• **Assignment**: Take the entries below and write them out exactly, with each picture removed.

(Dataset rows describing interfaces)

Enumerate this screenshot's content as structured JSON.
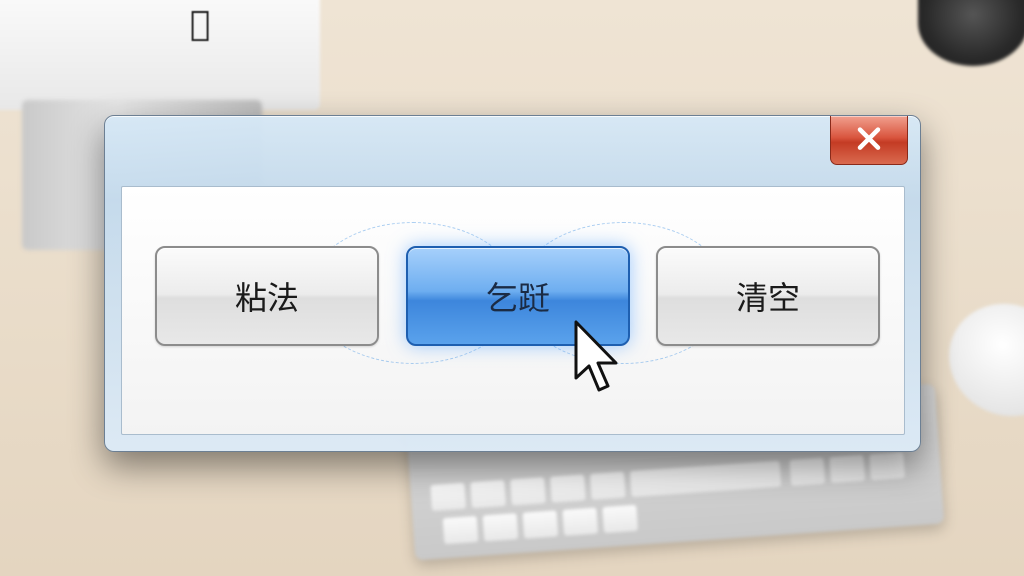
{
  "dialog": {
    "buttons": [
      {
        "label": "粘法"
      },
      {
        "label": "乞跹"
      },
      {
        "label": "清空"
      }
    ],
    "close_icon": "close-icon",
    "accent_color": "#3d86dc",
    "close_color": "#d9553e"
  },
  "cursor": {
    "icon": "mouse-pointer-icon"
  }
}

• **Task answer**:
Enumerate this screenshot's content as structured JSON.
{
  "dialog": {
    "buttons": [
      {
        "label": "粘法"
      },
      {
        "label": "乞跹"
      },
      {
        "label": "清空"
      }
    ],
    "close_icon": "close-icon",
    "accent_color": "#3d86dc",
    "close_color": "#d9553e"
  },
  "cursor": {
    "icon": "mouse-pointer-icon"
  }
}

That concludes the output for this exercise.